For decades this alliance has produced some of the most vivid and captivating movie epics in cinema history. During the silent film era, Cecil B. DeMille stunned the movie business and the world with The Ten Commandments (1923) and The King of Kings (1927). DeMille remade his 1923 epic into the 1956 masterpiece starring Charlton Heston and Yul Brynner. For some, DeMille’s rendition of Moses and the Exodus remains the standard by which to judge all subsequent pictures based on the Bible. For others, William Wyler’s remake of Ben-Hur in 1959 is the gold standard for all epics regardless of the story’s origin. The original version of the Ben Hur story had been released in 1926 after several uncredited directors and a troubled production; however, it unseated DeMille’s silent version of The Ten Commandments as the costliest movie of the silent era.
There are other biblical epics to boot, which my readers and followers may have seen in the theater or on television. Some of these lack the staying power of DeMille’s The Ten Commandments from 1956 or Wyler’s Ben-Hur from 1959; however, they deserve a mention since these exist because of the artists’ fascination with the biblical stories. Victor Mature starred in Samson and Delilah (1949), which made plenty of money while resembling the bible’s storyline only in the name. Richard Burton headlined the The Robe from 1953, wherein he played a Roman soldier haunted by participating in Christ’s crucifixion and the spiritual power contained in Christ’s robe.

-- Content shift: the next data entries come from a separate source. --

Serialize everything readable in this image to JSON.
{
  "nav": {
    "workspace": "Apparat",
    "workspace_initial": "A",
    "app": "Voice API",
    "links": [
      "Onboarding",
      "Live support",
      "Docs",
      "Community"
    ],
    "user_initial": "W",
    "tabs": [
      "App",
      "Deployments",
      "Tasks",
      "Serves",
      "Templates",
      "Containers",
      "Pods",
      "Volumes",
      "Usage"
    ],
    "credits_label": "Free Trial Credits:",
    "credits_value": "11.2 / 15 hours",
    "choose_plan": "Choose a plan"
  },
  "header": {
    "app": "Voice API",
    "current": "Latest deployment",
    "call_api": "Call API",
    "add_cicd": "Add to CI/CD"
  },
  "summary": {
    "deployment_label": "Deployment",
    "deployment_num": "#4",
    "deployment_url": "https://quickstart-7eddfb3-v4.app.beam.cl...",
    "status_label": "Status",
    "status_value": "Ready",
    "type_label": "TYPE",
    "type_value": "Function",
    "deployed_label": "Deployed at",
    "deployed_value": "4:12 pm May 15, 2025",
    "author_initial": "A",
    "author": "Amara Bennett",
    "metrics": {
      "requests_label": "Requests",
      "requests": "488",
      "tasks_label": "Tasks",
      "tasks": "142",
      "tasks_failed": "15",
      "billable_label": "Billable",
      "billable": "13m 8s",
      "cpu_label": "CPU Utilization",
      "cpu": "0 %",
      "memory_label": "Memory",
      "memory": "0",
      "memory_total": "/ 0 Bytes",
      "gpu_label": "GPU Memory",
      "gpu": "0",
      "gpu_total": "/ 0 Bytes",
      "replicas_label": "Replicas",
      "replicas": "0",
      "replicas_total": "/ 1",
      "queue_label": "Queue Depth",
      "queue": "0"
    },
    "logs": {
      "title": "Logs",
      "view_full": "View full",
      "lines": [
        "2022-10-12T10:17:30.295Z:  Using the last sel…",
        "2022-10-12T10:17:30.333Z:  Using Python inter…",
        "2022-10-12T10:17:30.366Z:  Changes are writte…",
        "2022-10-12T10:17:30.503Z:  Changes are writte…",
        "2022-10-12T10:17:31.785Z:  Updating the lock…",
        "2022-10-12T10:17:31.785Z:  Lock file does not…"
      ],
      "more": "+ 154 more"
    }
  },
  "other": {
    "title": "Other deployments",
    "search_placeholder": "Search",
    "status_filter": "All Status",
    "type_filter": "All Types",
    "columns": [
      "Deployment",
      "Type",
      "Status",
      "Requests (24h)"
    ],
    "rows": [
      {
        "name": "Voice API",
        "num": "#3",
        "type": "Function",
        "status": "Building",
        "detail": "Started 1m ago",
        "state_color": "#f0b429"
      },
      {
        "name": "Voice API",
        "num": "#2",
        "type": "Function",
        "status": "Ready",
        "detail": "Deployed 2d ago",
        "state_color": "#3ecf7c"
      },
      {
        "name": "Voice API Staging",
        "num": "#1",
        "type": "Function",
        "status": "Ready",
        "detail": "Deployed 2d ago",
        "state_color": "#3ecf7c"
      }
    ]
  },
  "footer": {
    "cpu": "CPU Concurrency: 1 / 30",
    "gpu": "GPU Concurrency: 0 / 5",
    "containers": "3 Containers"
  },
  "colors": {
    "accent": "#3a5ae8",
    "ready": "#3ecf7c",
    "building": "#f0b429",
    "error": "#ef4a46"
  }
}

This picture never really convinces despite an intriguing premise. The best of this no-name bunch is Nicholas Ray’s vastly underrated depiction of the Christ story called King of Kings (1961). Ray’s version has eclipsed DeMille’s silent epic from 1927, and in my humble opinion, it remains Hollywood’s best effort at chronicling Jesus’ birth, life, death and resurrection.
What is it about the bible that has inspired Hollywood’s best and brightest to keep going to it again and again and again? Anyone can supply any number of answers to that question. From my perspective, the bible contains darn, good stories. Some Hollywood artists have no affiliation for the God of the bible; however, they recognize a good story when they read one. The first five books of the Old Testament contain larger than life characters and events, which transcend any and all eras. How does a screenwriter, producer, director, or executive choose between Noah, Joseph, or Moses? Darren Aronofsky’s recent adaptation of Noah demonstrated how frightening the deluge may have been in those days. DeMille wowed audiences with the parting of the Red Sea and the writing of the Ten Commandments. The wonder and awe of those images more than likely fueled their passion in bringing Noah and Moses to life. It is virtually impossible not to have the mind blown away by such awesome displays of grandeur.
Personally, I would love to see a story made about Joseph. It might not be as epic as either Noah or Moses, but the drama is no less compelling, if not more so…Ten older brothers sell their second youngest sibling into slavery in the hopes that they would be rid of him and his dreams. In Egypt, Joseph rises to the second highest position in this Old World Empire. His once traitorous brothers travel to Egypt during a severe famine seeking food for their families, but they fail to recognize Joseph. How does the betrayed respond to his betrayers? Joseph recognizes them, but will he help them and by extension, his father, whom he has not seen in nearly two decades? Merely recounting this narrative from the book of Genesis stirs my heart and mind. I want to see a movie about Joseph. When will it be made? I know that a television miniseries had been made over a decade ago; however, I want to see this “small” story on the big screen. Come on Hollywood, get your act together, and allow your hearts to be pulled and stretched by the life of Joseph.